05 September 2016
3 min read

Information technology is one of the fastest and most sought-after investments on the market. Portfolio Manager at Australian Ethical, Mason Willoughby-Thomas, explains how we sort the signal from the noise.

Information Technology (IT) has been a successful hunting ground for Australian Ethical for many years. In today’s society, the IT sector is one of the fastest moving and most dynamic segments of not only our investment universe, but the overall economy.

Our investments cover a broad range of areas such as IT outsourcing providers, IT consultants, hardware vendors, data centre operators, software developers and telecommunications companies. Many of the companies we invest in offer products, services or solutions that provide their customers with meaningful improvements in operating efficiency, productivity and waste reduction. We look for companies that provide new ways for their customers to access improved products and services at a competitive cost. The constantly growing IT sector is an attractive investment opportunity that fits well within the principles of our Charter – for example, through improving efficiencies and contributing to human education.
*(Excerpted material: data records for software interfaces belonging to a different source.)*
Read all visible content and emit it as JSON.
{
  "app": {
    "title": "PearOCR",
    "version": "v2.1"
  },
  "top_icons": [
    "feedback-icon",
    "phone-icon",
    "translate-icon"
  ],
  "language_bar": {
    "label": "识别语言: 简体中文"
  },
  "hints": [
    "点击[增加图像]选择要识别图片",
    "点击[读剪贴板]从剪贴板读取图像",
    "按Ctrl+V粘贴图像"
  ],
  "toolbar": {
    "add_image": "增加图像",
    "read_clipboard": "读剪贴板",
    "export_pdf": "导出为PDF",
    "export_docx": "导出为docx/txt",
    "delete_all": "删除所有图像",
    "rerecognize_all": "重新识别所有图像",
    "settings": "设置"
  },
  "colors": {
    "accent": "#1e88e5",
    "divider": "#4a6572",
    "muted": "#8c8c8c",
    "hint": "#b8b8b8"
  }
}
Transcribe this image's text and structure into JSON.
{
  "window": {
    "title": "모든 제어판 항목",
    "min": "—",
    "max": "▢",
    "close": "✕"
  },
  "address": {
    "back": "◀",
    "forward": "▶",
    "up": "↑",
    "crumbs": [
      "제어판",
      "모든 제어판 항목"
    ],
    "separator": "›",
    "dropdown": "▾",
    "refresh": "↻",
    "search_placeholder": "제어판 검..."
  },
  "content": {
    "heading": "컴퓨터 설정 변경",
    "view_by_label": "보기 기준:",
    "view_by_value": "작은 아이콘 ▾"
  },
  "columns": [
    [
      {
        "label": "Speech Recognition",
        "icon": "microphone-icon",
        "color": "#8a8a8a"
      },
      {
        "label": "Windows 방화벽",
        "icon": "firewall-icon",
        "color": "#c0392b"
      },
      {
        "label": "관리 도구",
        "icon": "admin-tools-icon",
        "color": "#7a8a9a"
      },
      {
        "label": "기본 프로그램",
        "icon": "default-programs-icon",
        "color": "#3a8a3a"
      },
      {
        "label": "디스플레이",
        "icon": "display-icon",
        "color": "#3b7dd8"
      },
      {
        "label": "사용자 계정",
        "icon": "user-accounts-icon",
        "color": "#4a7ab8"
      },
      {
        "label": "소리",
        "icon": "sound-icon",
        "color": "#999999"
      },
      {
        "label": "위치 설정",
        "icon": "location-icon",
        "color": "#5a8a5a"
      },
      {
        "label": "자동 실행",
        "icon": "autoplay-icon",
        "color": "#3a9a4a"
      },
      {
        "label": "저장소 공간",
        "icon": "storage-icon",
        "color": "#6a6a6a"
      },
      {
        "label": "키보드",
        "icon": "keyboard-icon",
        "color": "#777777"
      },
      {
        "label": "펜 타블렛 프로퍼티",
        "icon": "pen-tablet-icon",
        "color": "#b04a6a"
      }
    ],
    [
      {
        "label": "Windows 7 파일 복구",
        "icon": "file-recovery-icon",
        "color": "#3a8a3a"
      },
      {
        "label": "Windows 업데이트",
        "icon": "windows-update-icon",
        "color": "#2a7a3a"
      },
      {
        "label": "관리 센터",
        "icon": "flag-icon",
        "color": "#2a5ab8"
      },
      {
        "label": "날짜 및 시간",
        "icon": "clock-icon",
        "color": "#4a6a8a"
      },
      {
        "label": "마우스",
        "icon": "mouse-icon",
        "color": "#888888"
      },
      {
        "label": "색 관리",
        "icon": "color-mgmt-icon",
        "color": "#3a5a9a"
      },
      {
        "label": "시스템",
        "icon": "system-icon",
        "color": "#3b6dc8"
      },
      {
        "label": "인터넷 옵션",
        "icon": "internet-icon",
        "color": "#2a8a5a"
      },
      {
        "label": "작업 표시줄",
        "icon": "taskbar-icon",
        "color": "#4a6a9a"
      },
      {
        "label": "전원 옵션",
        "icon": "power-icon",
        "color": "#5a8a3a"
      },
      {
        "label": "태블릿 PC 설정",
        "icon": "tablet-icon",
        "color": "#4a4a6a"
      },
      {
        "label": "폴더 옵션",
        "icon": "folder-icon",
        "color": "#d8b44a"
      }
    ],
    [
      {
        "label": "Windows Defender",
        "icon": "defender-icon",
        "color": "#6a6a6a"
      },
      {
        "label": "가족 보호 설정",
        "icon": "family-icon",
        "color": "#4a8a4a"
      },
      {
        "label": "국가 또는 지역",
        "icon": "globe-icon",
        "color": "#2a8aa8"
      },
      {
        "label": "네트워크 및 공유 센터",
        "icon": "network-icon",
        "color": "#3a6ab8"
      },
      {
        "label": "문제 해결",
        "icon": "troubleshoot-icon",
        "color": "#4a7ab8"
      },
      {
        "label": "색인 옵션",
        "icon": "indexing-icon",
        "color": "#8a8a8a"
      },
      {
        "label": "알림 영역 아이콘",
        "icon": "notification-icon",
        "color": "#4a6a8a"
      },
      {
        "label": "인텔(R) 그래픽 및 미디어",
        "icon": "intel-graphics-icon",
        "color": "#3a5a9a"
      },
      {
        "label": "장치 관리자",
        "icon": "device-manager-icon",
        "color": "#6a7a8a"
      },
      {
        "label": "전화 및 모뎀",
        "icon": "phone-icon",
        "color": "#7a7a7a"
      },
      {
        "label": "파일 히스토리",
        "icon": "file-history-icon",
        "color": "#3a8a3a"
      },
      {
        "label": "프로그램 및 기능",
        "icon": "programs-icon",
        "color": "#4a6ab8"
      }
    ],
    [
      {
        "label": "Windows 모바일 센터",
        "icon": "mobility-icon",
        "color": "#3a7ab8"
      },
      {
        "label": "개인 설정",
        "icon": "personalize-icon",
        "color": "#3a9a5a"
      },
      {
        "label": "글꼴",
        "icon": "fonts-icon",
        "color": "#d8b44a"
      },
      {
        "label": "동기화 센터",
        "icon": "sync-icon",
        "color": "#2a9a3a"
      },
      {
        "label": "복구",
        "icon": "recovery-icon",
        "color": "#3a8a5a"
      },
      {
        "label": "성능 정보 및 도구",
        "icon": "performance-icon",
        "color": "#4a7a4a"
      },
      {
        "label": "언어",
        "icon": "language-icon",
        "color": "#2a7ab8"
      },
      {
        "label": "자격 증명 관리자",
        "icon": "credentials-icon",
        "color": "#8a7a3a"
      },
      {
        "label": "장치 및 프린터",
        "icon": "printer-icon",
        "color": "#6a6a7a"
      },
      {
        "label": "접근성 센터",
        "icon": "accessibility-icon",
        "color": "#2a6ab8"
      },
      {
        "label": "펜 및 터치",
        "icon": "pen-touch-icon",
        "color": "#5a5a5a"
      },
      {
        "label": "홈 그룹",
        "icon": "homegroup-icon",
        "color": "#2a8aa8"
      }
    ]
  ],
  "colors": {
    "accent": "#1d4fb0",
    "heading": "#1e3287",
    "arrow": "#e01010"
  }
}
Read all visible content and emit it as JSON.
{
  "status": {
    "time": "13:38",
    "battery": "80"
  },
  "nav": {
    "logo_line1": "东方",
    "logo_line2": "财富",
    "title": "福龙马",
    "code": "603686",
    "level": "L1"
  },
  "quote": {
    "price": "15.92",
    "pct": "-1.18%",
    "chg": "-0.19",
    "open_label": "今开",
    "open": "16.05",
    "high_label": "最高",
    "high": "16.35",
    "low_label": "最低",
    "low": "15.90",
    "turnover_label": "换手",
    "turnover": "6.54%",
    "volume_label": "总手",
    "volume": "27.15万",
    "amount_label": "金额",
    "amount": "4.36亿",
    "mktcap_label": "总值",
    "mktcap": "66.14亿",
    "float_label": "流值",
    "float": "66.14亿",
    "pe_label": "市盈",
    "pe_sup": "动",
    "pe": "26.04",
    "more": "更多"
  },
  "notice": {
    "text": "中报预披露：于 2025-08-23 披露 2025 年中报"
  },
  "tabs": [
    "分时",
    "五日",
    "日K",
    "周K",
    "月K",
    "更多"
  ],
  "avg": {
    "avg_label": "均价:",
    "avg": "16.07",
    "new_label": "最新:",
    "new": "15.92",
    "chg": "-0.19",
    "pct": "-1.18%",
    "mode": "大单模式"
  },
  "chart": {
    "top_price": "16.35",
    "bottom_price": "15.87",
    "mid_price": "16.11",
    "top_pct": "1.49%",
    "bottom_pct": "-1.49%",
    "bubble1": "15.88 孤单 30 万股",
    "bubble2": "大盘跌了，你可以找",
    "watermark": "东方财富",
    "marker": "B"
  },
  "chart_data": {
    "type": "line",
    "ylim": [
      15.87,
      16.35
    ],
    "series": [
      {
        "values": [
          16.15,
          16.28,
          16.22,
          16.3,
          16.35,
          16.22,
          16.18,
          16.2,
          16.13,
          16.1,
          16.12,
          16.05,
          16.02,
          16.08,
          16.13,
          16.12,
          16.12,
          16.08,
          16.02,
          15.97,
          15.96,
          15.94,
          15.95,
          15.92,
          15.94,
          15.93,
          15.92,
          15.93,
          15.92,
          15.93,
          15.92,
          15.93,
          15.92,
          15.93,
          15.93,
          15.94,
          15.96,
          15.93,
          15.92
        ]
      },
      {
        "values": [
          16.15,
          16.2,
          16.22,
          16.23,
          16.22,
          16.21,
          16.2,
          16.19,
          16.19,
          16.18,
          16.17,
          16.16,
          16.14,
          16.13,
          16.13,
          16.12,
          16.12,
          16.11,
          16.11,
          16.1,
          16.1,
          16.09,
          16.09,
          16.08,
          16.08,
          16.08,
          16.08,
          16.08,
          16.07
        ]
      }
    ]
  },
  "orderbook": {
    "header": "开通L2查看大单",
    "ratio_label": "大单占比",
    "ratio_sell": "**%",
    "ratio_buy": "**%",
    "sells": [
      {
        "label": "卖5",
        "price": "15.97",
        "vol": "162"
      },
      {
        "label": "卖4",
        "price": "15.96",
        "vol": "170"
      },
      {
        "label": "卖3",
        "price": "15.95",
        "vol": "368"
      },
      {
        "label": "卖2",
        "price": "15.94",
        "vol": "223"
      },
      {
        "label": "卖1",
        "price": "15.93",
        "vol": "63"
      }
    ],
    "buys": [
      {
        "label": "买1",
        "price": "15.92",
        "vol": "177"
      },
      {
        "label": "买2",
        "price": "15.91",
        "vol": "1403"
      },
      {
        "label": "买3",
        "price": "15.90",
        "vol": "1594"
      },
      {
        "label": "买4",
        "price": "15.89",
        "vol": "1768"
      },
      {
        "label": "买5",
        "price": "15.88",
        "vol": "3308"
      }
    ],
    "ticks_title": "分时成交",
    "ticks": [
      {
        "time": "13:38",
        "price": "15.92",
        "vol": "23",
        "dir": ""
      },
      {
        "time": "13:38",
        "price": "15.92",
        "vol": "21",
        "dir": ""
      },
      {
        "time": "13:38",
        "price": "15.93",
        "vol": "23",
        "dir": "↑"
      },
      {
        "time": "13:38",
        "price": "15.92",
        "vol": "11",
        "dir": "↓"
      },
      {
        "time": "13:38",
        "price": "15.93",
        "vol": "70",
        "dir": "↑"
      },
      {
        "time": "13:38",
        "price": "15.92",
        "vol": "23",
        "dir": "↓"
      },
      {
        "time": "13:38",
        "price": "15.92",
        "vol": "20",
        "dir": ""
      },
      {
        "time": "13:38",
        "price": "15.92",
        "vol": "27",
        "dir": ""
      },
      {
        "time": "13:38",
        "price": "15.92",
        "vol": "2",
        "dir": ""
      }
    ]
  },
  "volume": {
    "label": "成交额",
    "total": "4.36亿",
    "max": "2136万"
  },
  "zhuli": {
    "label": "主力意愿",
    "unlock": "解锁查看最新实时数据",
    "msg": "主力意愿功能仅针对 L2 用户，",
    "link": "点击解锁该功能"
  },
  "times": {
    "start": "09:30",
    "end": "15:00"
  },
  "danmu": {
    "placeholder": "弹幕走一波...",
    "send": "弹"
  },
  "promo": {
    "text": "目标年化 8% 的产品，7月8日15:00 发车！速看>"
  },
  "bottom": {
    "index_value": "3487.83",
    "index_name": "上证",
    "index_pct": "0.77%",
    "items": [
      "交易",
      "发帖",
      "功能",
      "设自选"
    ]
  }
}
Keeping up with constant flux

It’s no secret that technological obsolescence and disruptive forces pose a constant threat to most IT companies. These unruly forces can be highly destructive to conventional operating models and can rapidly degrade a company’s competitive position. A prime example has been ‘cloud’ computing. Facilitated by the rapid evolution of high-speed data networks, cloud computing has become a real player against traditional computing networks. This has fostered a progressive shift away from capital intensive on-site IT infrastructure models with high upfront costs. It’s now all about ‘consumption’ based IT models that only charge the customer for what they actually use, managed using outsourced infrastructure and remotely hosted software. This development has had a highly disruptive effect on traditional IT services providers that tend to just focus on servicing customers’ in-house IT. These international IT service providers benefit from a new layer of competitiveness as greater global interconnectivity is supported by increasingly ubiquitous high-speed data networks. In essence, there’s been a very rapid commoditisation of traditional IT services – and we aim to position our IT investments where we can gain from a positive change for society.

While a number of companies have suffered what we in the business call ‘value erosion’ as new entrants and new technologies have displaced old business models, there’s also a big opportunity for the astute investor. Companies such as Perth-based ASG, who we’ve invested in, have taken advantage of the sudden shift towards cloud-based IT models and have quickly reinvented themselves as providers of ‘new world’ services. ASG has a strong base of multi-year contracted customers, which has given them stable earnings and cash flow to support the heavy investment needed to transform their business. We recognise that a key differentiator between the stronger and weaker performers in the IT sector is having contracted, recurring revenue streams – so this is another important key investment characteristic we target. We’ve also invested in IT services companies such as UXC and Oakton who are market-leaders in new technologies and service capabilities.

Disruption with purpose

The IT-disruption story is certainly influenced most by companies that benefit from change, or are themselves the source of the disruption. These kinds of companies often exhibit unique capabilities or technologies that are difficult to replicate, are market leaders in their particular field, operate globally, face limited competition, or provide products or services that are ‘mission critical’ for their clients. A prime example is construction collaboration software provider Aconex. Aconex provides a centralised platform for many of the world’s largest construction contractors and asset owners to collaborate. The technology solution is a clear market leader, the addressable market exceeds US$6bn with only modest saturation to date, the software is considered mission-critical, and the competition is modest at best.

Regional Rail Link in Melbourne benefitted from data monitoring and reliable safety inspection tools provided by Aconex. Photo credit: Derek Midgley via Flickr

Regional Rail Link in Melbourne benefited from data monitoring and reliable safety inspection tools provided by Aconex. Photo credit: Derek Midgley via Flickr

Language services company Appen is another highly successful investment for Australian Ethical. It’s a company that is benefiting from the rise of the online world and its disruptive influence. Appen is an Australian-owned and based company that provides access to a global army of linguistics specialists that help ‘tune’ computer algorithms that sit behind prominent internet search engines, social media platforms, and eCommerce websites. Appen also provides specialist language services for speech recognition – work that is ever expanding with the popularity of software like Apple’s Siri and Microsoft’s Cortana.

Appen’s language translation technology was used to help coordinate rescue efforts after the earthquake in Haiti in 2010. Photo credit: Ribi Image Library

Appen’s language translation technology was used to help coordinate rescue efforts after the earthquake in Haiti in 2010. Photo credit: Ribi Image Library